One great example of how gambling can affect your bottom line is the case of prominent British author, Jonathan Swift. Swift trivia will reveal that the very person who is credited with the quote that has become known as the American Thomas Cromwell was in fact, a gambler. On one of his many visits to the infamous gambling enclave of London, Cromwell experienced what many of us call the"caveat emptor." This term called the situation wherein a traveler coming to a new country could be persuaded, perhaps persuaded enough to go ahead and sign whatever contract was being negotiated. Among the terms that was commonly understood in the gaming world in this time period was"the cut". The cut was that the casino's way of saying that they would accept a loss in exchange for a higher commission from the winner of the game.
In the event of the famous quote,"The odds are against the bet," the gambling establishment was shown to be unyielding. Many players tried to deceive the wagers by placing larger bets when the odds were against them. Those players who couldn't discern the facts were frequently either forced out or put in prison. Even though the dilemma of gambling laws and their application were debated by both sides of the debate throughout the years, the American Revolution and the creation of the US Constitution solved the issue once and for all. Today gambling is strictly illegal in america, except in the few states that have legalized sports wagering and have generated state-funded gambling institutions.
Many Muslim gamblers in Las Vegas and other gambling cities around the world feel that America is despised by their fellow players that are Muslim. This is based on the fact that America supposedly stands for freedom and democracy, while their own gaming establishments present an obvious symbol of unearned wealth. Additionally, many Muslims fear that all gambling, even in a country such as the United States, is a symbol of Western decadence and depravation. Overall, the attitude of the American majority towards gambling appears to boil down to one question: Is America prepared for shariah?
For many non-gamers, the answer would be no. While some non-gamers would express concern over gambling, the overwhelming majority would dismiss it out of hand. This is most likely because gaming seems so banal. Few Americans consider it to be a problem, so the idea that gaming is a pathology worthy of a law or even a solution seems absurd. This attitude is understandable, but if you look deeper, you will see that the root of the problem really lies inside America, instead of with the gamers.
The actual problem with American society, and the real reason why so many Americans are against gaming, is based in the fact that most of them are reluctant to acknowledge that gambling is a problem. The refusal to accept that gambling is a problem forces gamblers to be in an unnatural position, where they need to either choose to gamble more to relieve feelings of anxiety or to withdraw from playing altogether. Gambling, which seems to be such an important part of everyday life, is often removed from these situations. Gamblers are consequently forced to find other ways to"alleviate feelings of stress".

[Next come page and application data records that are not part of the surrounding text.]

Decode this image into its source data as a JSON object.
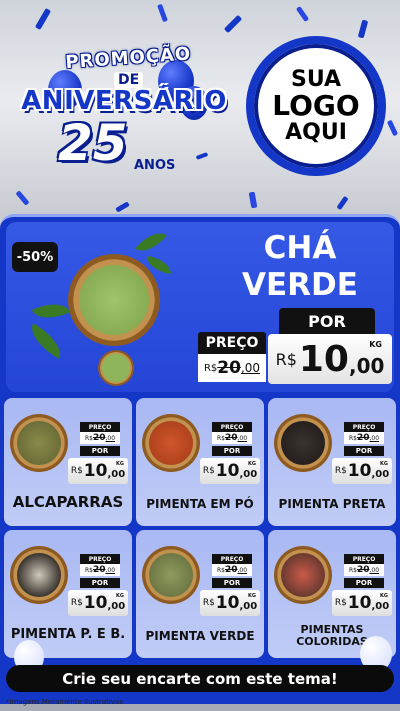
{
  "header": {
    "promo_word": "PROMOÇÃO",
    "de_word": "DE",
    "aniversario_word": "ANIVERSÁRIO",
    "number": "25",
    "anos_word": "ANOS",
    "logo_line1": "SUA",
    "logo_line2": "LOGO",
    "logo_line3": "AQUI"
  },
  "featured": {
    "discount": "-50%",
    "name_line1": "CHÁ",
    "name_line2": "VERDE",
    "por_label": "POR",
    "preco_label": "PREÇO",
    "old_currency": "R$",
    "old_int": "20",
    "old_dec": ",00",
    "new_currency": "R$",
    "new_int": "10",
    "new_dec": ",00",
    "unit": "KG"
  },
  "products": [
    {
      "name": "ALCAPARRAS",
      "preco_label": "PREÇO",
      "old_currency": "R$",
      "old_int": "20",
      "old_dec": ",00",
      "por_label": "POR",
      "currency": "R$",
      "int": "10",
      "dec": ",00",
      "unit": "KG"
    },
    {
      "name": "PIMENTA EM PÓ",
      "preco_label": "PREÇO",
      "old_currency": "R$",
      "old_int": "20",
      "old_dec": ",00",
      "por_label": "POR",
      "currency": "R$",
      "int": "10",
      "dec": ",00",
      "unit": "KG"
    },
    {
      "name": "PIMENTA PRETA",
      "preco_label": "PREÇO",
      "old_currency": "R$",
      "old_int": "20",
      "old_dec": ",00",
      "por_label": "POR",
      "currency": "R$",
      "int": "10",
      "dec": ",00",
      "unit": "KG"
    },
    {
      "name": "PIMENTA P. E B.",
      "preco_label": "PREÇO",
      "old_currency": "R$",
      "old_int": "20",
      "old_dec": ",00",
      "por_label": "POR",
      "currency": "R$",
      "int": "10",
      "dec": ",00",
      "unit": "KG"
    },
    {
      "name": "PIMENTA VERDE",
      "preco_label": "PREÇO",
      "old_currency": "R$",
      "old_int": "20",
      "old_dec": ",00",
      "por_label": "POR",
      "currency": "R$",
      "int": "10",
      "dec": ",00",
      "unit": "KG"
    },
    {
      "name_line1": "PIMENTAS",
      "name_line2": "COLORIDAS",
      "preco_label": "PREÇO",
      "old_currency": "R$",
      "old_int": "20",
      "old_dec": ",00",
      "por_label": "POR",
      "currency": "R$",
      "int": "10",
      "dec": ",00",
      "unit": "KG"
    }
  ],
  "footer": {
    "cta": "Crie seu encarte com este tema!",
    "disclaimer": "*Imagens Meramente Ilustrativas"
  },
  "colors": {
    "brand_blue": "#1537c8",
    "card_bg": "#b6c3f5",
    "tag_black": "#111111"
  }
}
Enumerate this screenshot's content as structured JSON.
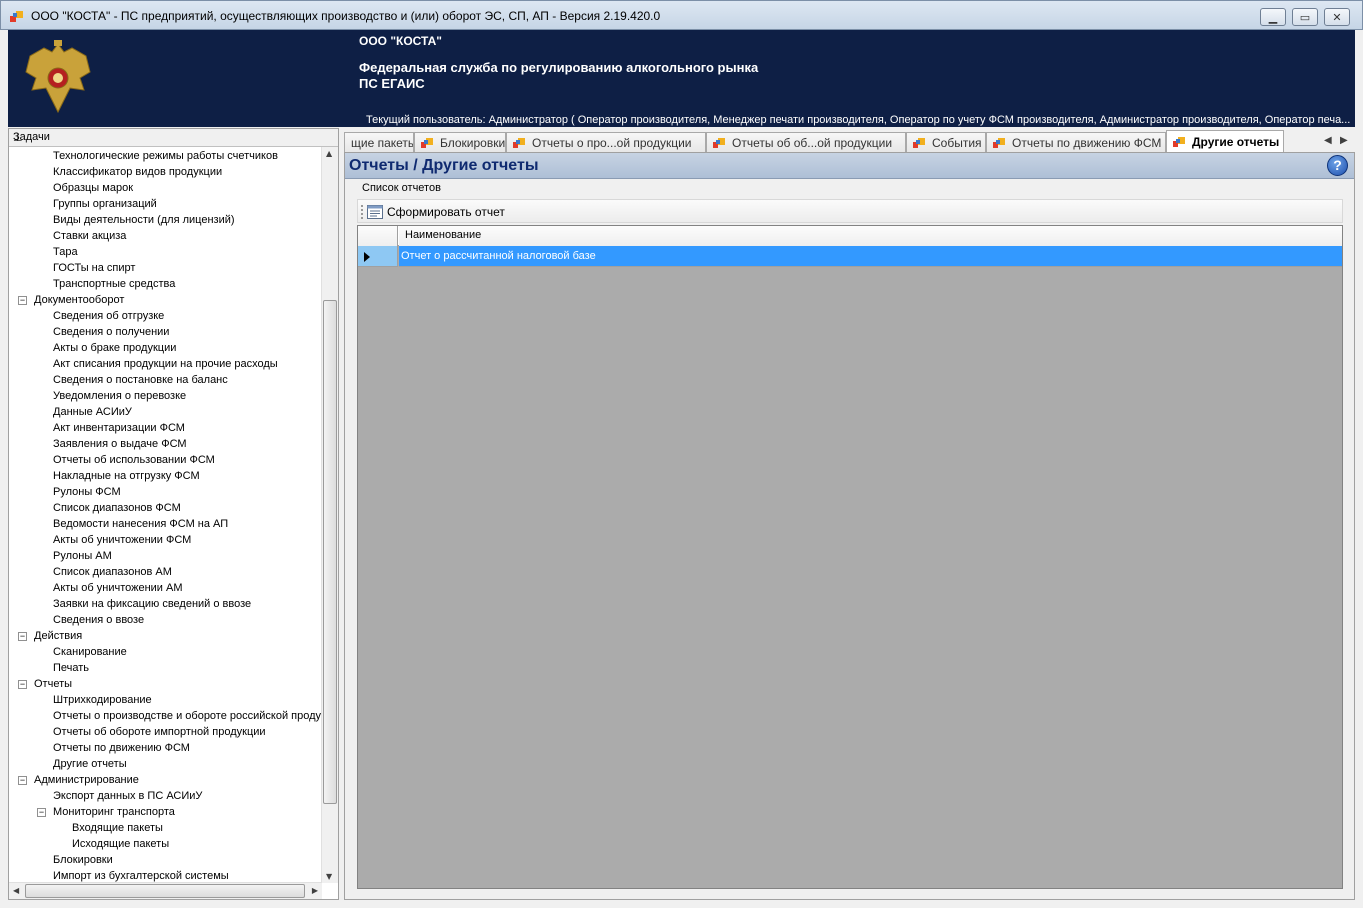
{
  "window": {
    "title": "ООО \"КОСТА\" - ПС предприятий, осуществляющих производство и (или) оборот ЭС, СП, АП - Версия 2.19.420.0",
    "min_glyph": "▁",
    "max_glyph": "▭",
    "close_glyph": "✕"
  },
  "banner": {
    "org": "ООО \"КОСТА\"",
    "service_line1": "Федеральная служба по регулированию алкогольного рынка",
    "service_line2": "ПС ЕГАИС",
    "user_line": "Текущий пользователь: Администратор ( Оператор производителя, Менеджер печати производителя, Оператор по учету ФСМ производителя, Администратор производителя, Оператор печа..."
  },
  "tasks": {
    "title": "Задачи",
    "pin_glyph": "⊥",
    "tree": [
      {
        "label": "Технологические режимы работы счетчиков",
        "level": 2
      },
      {
        "label": "Классификатор видов продукции",
        "level": 2
      },
      {
        "label": "Образцы марок",
        "level": 2
      },
      {
        "label": "Группы организаций",
        "level": 2
      },
      {
        "label": "Виды деятельности (для лицензий)",
        "level": 2
      },
      {
        "label": "Ставки акциза",
        "level": 2
      },
      {
        "label": "Тара",
        "level": 2
      },
      {
        "label": "ГОСТы на спирт",
        "level": 2
      },
      {
        "label": "Транспортные средства",
        "level": 2
      },
      {
        "label": "Документооборот",
        "level": 1,
        "expanded": true
      },
      {
        "label": "Сведения об отгрузке",
        "level": 2
      },
      {
        "label": "Сведения о получении",
        "level": 2
      },
      {
        "label": "Акты о браке продукции",
        "level": 2
      },
      {
        "label": "Акт списания продукции на прочие расходы",
        "level": 2
      },
      {
        "label": "Сведения о постановке на баланс",
        "level": 2
      },
      {
        "label": "Уведомления о перевозке",
        "level": 2
      },
      {
        "label": "Данные АСИиУ",
        "level": 2
      },
      {
        "label": "Акт инвентаризации ФСМ",
        "level": 2
      },
      {
        "label": "Заявления о выдаче ФСМ",
        "level": 2
      },
      {
        "label": "Отчеты об использовании ФСМ",
        "level": 2
      },
      {
        "label": "Накладные на отгрузку ФСМ",
        "level": 2
      },
      {
        "label": "Рулоны ФСМ",
        "level": 2
      },
      {
        "label": "Список диапазонов ФСМ",
        "level": 2
      },
      {
        "label": "Ведомости нанесения ФСМ на АП",
        "level": 2
      },
      {
        "label": "Акты об уничтожении ФСМ",
        "level": 2
      },
      {
        "label": "Рулоны АМ",
        "level": 2
      },
      {
        "label": "Список диапазонов АМ",
        "level": 2
      },
      {
        "label": "Акты об уничтожении АМ",
        "level": 2
      },
      {
        "label": "Заявки на фиксацию сведений о ввозе",
        "level": 2
      },
      {
        "label": "Сведения о ввозе",
        "level": 2
      },
      {
        "label": "Действия",
        "level": 1,
        "expanded": true
      },
      {
        "label": "Сканирование",
        "level": 2
      },
      {
        "label": "Печать",
        "level": 2
      },
      {
        "label": "Отчеты",
        "level": 1,
        "expanded": true
      },
      {
        "label": "Штрихкодирование",
        "level": 2
      },
      {
        "label": "Отчеты о производстве и обороте российской проду",
        "level": 2
      },
      {
        "label": "Отчеты об обороте импортной продукции",
        "level": 2
      },
      {
        "label": "Отчеты по движению ФСМ",
        "level": 2
      },
      {
        "label": "Другие отчеты",
        "level": 2
      },
      {
        "label": "Администрирование",
        "level": 1,
        "expanded": true
      },
      {
        "label": "Экспорт данных в ПС АСИиУ",
        "level": 2
      },
      {
        "label": "Мониторинг транспорта",
        "level": 2,
        "expanded": true
      },
      {
        "label": "Входящие пакеты",
        "level": 3
      },
      {
        "label": "Исходящие пакеты",
        "level": 3
      },
      {
        "label": "Блокировки",
        "level": 2
      },
      {
        "label": "Импорт из бухгалтерской системы",
        "level": 2
      }
    ]
  },
  "tabs": [
    {
      "label": "щие пакеты",
      "icon": false
    },
    {
      "label": "Блокировки",
      "icon": true
    },
    {
      "label": "Отчеты о про...ой продукции",
      "icon": true
    },
    {
      "label": "Отчеты об об...ой продукции",
      "icon": true
    },
    {
      "label": "События",
      "icon": true
    },
    {
      "label": "Отчеты по движению ФСМ",
      "icon": true
    },
    {
      "label": "Другие отчеты",
      "icon": true,
      "active": true
    }
  ],
  "tab_scroll": {
    "left_glyph": "◀",
    "right_glyph": "▶"
  },
  "content": {
    "title": "Отчеты / Другие отчеты",
    "help_glyph": "?",
    "group_label": "Список отчетов",
    "toolbar": {
      "generate_label": "Сформировать отчет"
    },
    "grid": {
      "column_header": "Наименование",
      "rows": [
        "Отчет о рассчитанной налоговой базе"
      ]
    }
  },
  "colors": {
    "banner_bg": "#0e1f45",
    "title_text": "#0f2a70",
    "selection": "#3399ff",
    "grid_bg": "#ababab"
  }
}
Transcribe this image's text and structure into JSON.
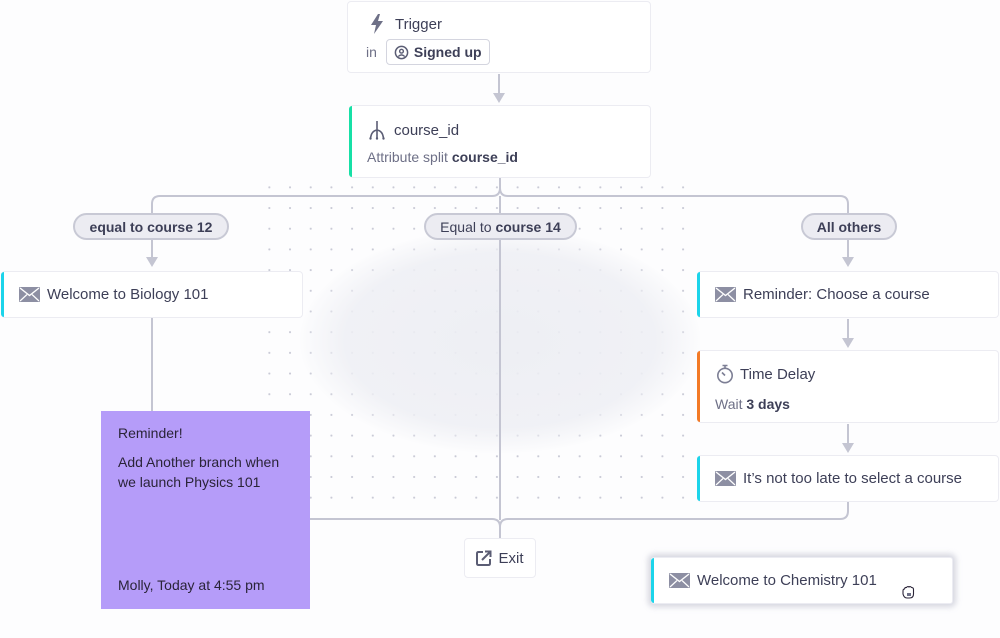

For Muslim Americans, this situation is even more problematic. Although Islam doesn't prohibit gaming, most Protestants see gambling as a source of riches for non-Muslims, particularly in areas such as Las Vegas. Thus, many Protestants feel that all gamblers, Muslim or not, are guilty of unearned wealth. This means that all Muslims are poor and must therefore stop playing because they are thieves and profiteers. By this logic, all Muslims should immediately resign their posts at all government agencies and mosques and join the army of Islamic resistance against America and the Jews.